And can good writing be taught? Though it obviously can’t, that question will be argued in the affirmative by university accountants and by writers/professors who earn a salary (and get health insurance coverage) by teaching in MFA programs. In a rare exhibit of truth the editor of a well-known literary magazine wrote me, “Why the hell shouldn’t I publish all MFAers? They pay my salary.” This editor/professor was the author of a half dozen novels.In these culturally impoverished times the whole issue of literature — for both those in the mud and on the ladder (except for that gilded 4%) — is of no importance to a public that doesn’t give a damn.
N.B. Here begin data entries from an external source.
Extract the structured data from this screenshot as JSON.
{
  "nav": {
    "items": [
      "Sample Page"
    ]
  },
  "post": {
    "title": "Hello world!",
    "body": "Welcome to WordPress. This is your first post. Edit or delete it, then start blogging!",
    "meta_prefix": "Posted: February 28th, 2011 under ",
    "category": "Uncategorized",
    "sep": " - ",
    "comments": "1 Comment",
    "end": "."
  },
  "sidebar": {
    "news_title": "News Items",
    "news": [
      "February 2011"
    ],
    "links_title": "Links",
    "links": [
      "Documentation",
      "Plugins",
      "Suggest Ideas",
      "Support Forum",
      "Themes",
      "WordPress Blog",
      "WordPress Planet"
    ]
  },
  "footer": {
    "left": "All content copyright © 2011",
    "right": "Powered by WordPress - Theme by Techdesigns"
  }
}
Even many of those who made an appearance at the reading I attended were there just to fill seats and make the audience seem respectable. And, when their duty was over, they headed for their cars and drove off in the night.
Months after I posted this essay I was skimming through a biography of Katherine Anne Porter, and in the span of a few pages her relations with two young writers are described. One is William Humphrey. He was a professor at Bard College, and he sent her an invitation to speak there. She replied that her minimum fee was $250 with expenses (lecturing, she added, was her one way of making a living). They exchanged letters. He said that he when he was working on his fiction he had copies of her stories open at his favorite paragraphs, and that when he published a story he and his wife wondered “if She had seen it.” And so on. You know the drill. It’s called toadying, and it works, especially for a woman susceptible to flattery from young men. Porter accepted the speaking engagement for $50 and subsequently she both guided and encouraged Humphrey in his writing.
The next in line is William Goyen, and this episode went much deeper than mere toadying. He visited Porter several times (he was a fellow Texan and knew members of her family). In his letters he expressed unabashed and total admiration. When his first novel came out he wrote in the copy he sent her that she and her “great work had been his guiding light.”
Porter’s New York Times review of The House of Breath was adulatory. She helped Goyen get grants and awards (including a Guggenheim). When the two were at Yaddo, letters indicate that they became lovers. Porter was sixty, Goyen thirty-five.
Eventually things would sour. In a letter to a friend Porter wrote, “He would call or come to see me very seldom, but always to say that he went nowhere, saw no one, did not answer the telephone and yet was so pursued and embarrassed by attention . . . then, of course, I would see other friends and it was plain that Bill was getting all over the literary territory, meeting absolutely every celebrity that hit town, for a modest, extra sensitive young artist of an unworldly heart, he has not missed one single trick on the tricky road to a New York Literary Career.”